SYREN-C.Cunningham-Elos-Venti shotgun hunting

The author in the field. (Steve Meyer photo)

Field practice

Trap and skeet shooting are games that relate to the field, but they have their own un-field-like rules. In both sports, shooting occurs from mounted positions. In the field, there is seldom a chance to get into perfect form. As it happened with me, I used a different gun for trap, a different gun for skeet and a different gun for hunting. On the range I wear a proper vest and shoot lead shot. If I showed up on Sundays in chest waders and my field gun, I might have done more toward my cause. But I don’t. I learned the hard way, making my errors in the field. One of the best things a waterfowl hunter can do is shoot from situations that simulate hunting. This means wearing the clothes and shooting the gun and load (steel shot) that will be used in the field. Trap and skeet practice did help me develop the muscles and form required, but practicing simulated field shooting did more.

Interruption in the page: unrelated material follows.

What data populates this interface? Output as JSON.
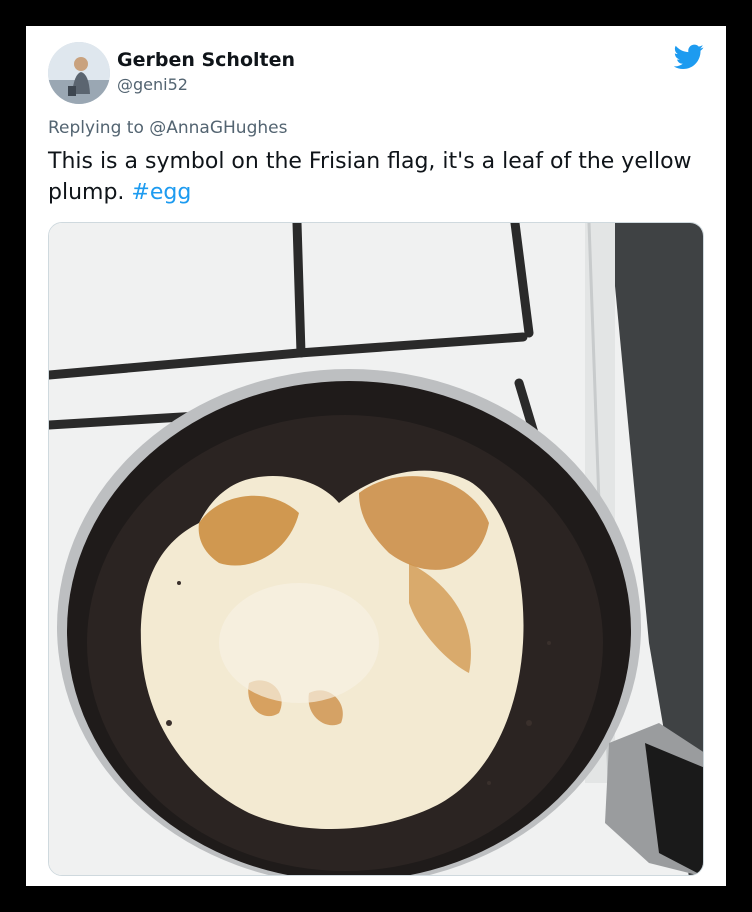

Rifle shooting is said to be a science and wing shooting is said to be an art. It would be impossible to simulate the miserable weather, smell of the swamp and exhaustion I experienced my first day duck hunting. Add a gun dog, a call and a flock of pintail cupping into decoys, and it’s easy to see why practice is necessary. One of the reasons wing shooting is considered an art may be because there’s no perfection in it. Like art, it is pursued with heart and the sky is the limit.

This Retro WON, “5 Ways to Switch from Rifle to Shotgun Hunting,”  first appeared September 2, 2014.

  • About Christine Cunningham

    Christine Cunningham is a lifelong Alaskan, author and outdoor columnist known for her contributions to outdoor magazines and her commitment to creating opportunities for women to connect and share their stories. Her first book, “Women Hunting Alaska,” profiles some of Alaska’s most outstanding female hunters.